    As we start thinking about this, buyers spending 5% of their time with each seller isn’t necessarily something we should be worried about. But the issue is, are we using that 5% as effectively as we can? If we are using it to talk about our products and how great our company is, then we are wasting both our and the customers’ time poorly. We aren’t presenting anything new, we aren’t helping where they need help.

    Buyers spending 5% of their time with each seller isn’t worrying; using this time ineffectively is.

    What if we spent our time on the areas where the customer struggles the most? We know 60% of their buying efforts fail through FOMO/FOMU. What if we helped them making sense with these issues–the things that keep them from succeeding with their project and making a decision? We know buyers struggle with overwhelm of all sorts–both the process they are going through, indecision, information overload. What if we helped them make sense of this? We know that buyers struggle with their own process. More people are involved, priorities shift, it’s difficult to align agendas, goals, objectives. What if we helped them more effectively navigate their own buying process?

    And interestingly, if we help buyers where they most need help, they might invest more time with us rather than those sellers who continue to focus on their products. (Which is the basis of Gartner’s data for buyers spending more time with their preferred vendor.)

    We don’t need to be worried about the 5% of time buyers invest in our sellers, as long has we have very strong digital and other resources that enable customers to learn about issues, challenges, products/solutions and how others are achieving success with our solutions.

    We don’t need to be worried about the 5% of time buyers invest in our sellers, as long as we invest that time doing the things that are most important to our buyers. And those, actually, have little to do with our products.

    And now, we have freed up time, to work with other customers–helping them through their buying journeys!

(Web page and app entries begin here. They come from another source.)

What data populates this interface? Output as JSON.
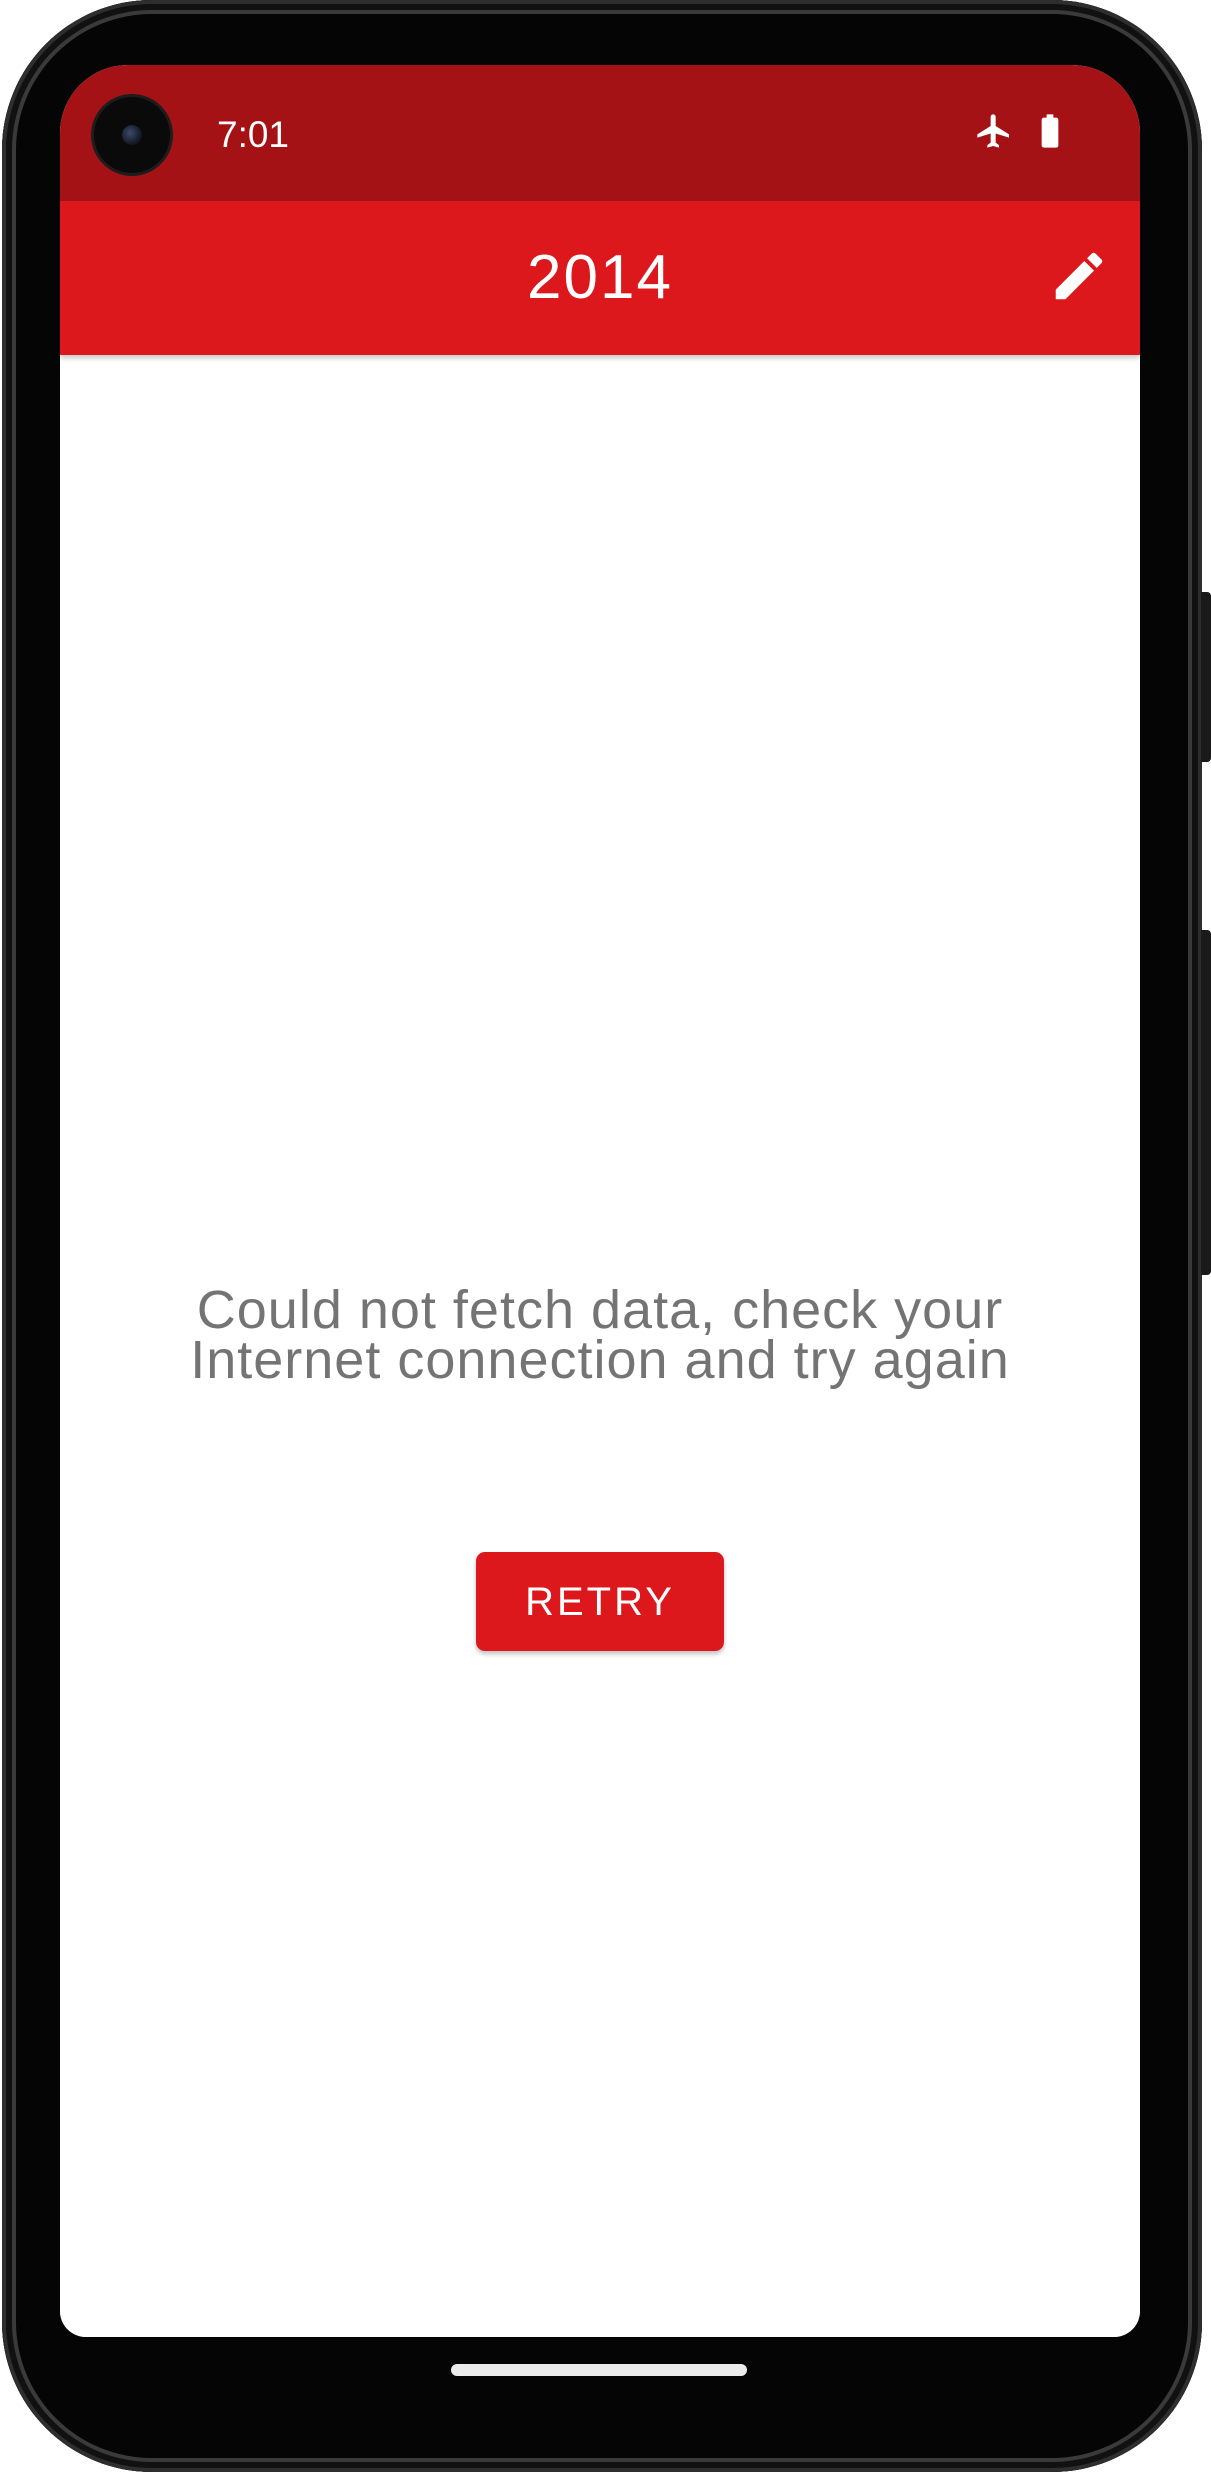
{
  "status_bar": {
    "time": "7:01",
    "icons": [
      "airplane-mode-icon",
      "battery-icon"
    ]
  },
  "app_bar": {
    "title": "2014",
    "edit_icon": "pencil-icon"
  },
  "main": {
    "error_message": "Could not fetch data, check your Internet connection and try again",
    "retry_label": "RETRY"
  },
  "colors": {
    "status_bar": "#a51215",
    "app_bar": "#dc181c",
    "retry_button": "#dc181c",
    "error_text": "#747474"
  }
}
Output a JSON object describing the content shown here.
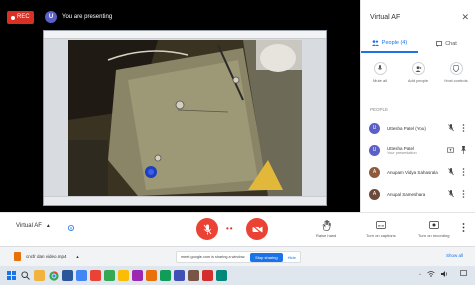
{
  "meeting": {
    "rec_label": "REC",
    "presenter_initial": "U",
    "presenter_status": "You are presenting"
  },
  "shared_window": {
    "title": "",
    "feed_description": "live camera view"
  },
  "side_panel": {
    "title": "Virtual AF",
    "tabs": [
      {
        "label": "People (4)",
        "icon": "people-icon",
        "active": true
      },
      {
        "label": "Chat",
        "icon": "chat-icon",
        "active": false
      }
    ],
    "actions": [
      {
        "label": "Mute all",
        "icon": "mic-icon"
      },
      {
        "label": "Add people",
        "icon": "add-person-icon"
      },
      {
        "label": "Host controls",
        "icon": "shield-icon"
      }
    ],
    "section_label": "PEOPLE",
    "participants": [
      {
        "initial": "U",
        "name": "Uttesha Patel (You)",
        "sub": "",
        "color": "#5b5fc7"
      },
      {
        "initial": "U",
        "name": "Uttesha Patel",
        "sub": "Your presentation",
        "color": "#5b5fc7"
      },
      {
        "initial": "A",
        "name": "Anupam Vidya Sahasrala",
        "sub": "",
        "color": "#8d5a3b"
      },
      {
        "initial": "A",
        "name": "Anupal Sameshara",
        "sub": "",
        "color": "#6b4a3a"
      }
    ]
  },
  "controls": {
    "meeting_name": "Virtual AF",
    "right_actions": [
      {
        "label": "Raise hand",
        "icon": "hand-icon"
      },
      {
        "label": "Turn on captions",
        "icon": "captions-icon"
      },
      {
        "label": "Turn on recording",
        "icon": "recording-icon"
      }
    ]
  },
  "download_bar": {
    "file_name": "cncfr dan video.mp4",
    "share_notice": "meet.google.com is sharing a window.",
    "stop_label": "Stop sharing",
    "hide_label": "Hide",
    "show_all_label": "Show all"
  },
  "taskbar": {
    "apps": [
      {
        "icon": "windows-icon",
        "color": "#1a73e8"
      },
      {
        "icon": "search-icon",
        "color": "#555"
      },
      {
        "icon": "file-explorer-icon",
        "color": "#f2b33d"
      },
      {
        "icon": "chrome-icon",
        "color": "#34a853"
      },
      {
        "icon": "word-icon",
        "color": "#2b579a"
      },
      {
        "icon": "app-icon",
        "color": "#4285f4"
      },
      {
        "icon": "app-icon",
        "color": "#ea4335"
      },
      {
        "icon": "app-icon",
        "color": "#34a853"
      },
      {
        "icon": "app-icon",
        "color": "#fbbc04"
      },
      {
        "icon": "app-icon",
        "color": "#9c27b0"
      },
      {
        "icon": "app-icon",
        "color": "#e8710a"
      },
      {
        "icon": "app-icon",
        "color": "#0f9d58"
      },
      {
        "icon": "app-icon",
        "color": "#3f51b5"
      },
      {
        "icon": "app-icon",
        "color": "#795548"
      },
      {
        "icon": "app-icon",
        "color": "#d32f2f"
      },
      {
        "icon": "app-icon",
        "color": "#00897b"
      }
    ],
    "tray_time": "",
    "tray_date": ""
  },
  "colors": {
    "accent": "#1a73e8",
    "danger": "#ea4335"
  }
}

    Article originally published on Nov 8, 2022 on The Partners in Excellence Blog
    Dave Brock
    Published November 13, 2022
    By Dave Brock

    Dave has spent his career developing high performance organizations. He worked in sales, marketing, and executive management capacities with IBM, Tektronix and Keithley Instruments. His consulting clients include companies in the semiconductor, aerospace, electronics, consumer products, computer, telecommunications, retailing, internet, software, professional and financial services industries.

    Find out more about Dave Brock on LinkedIn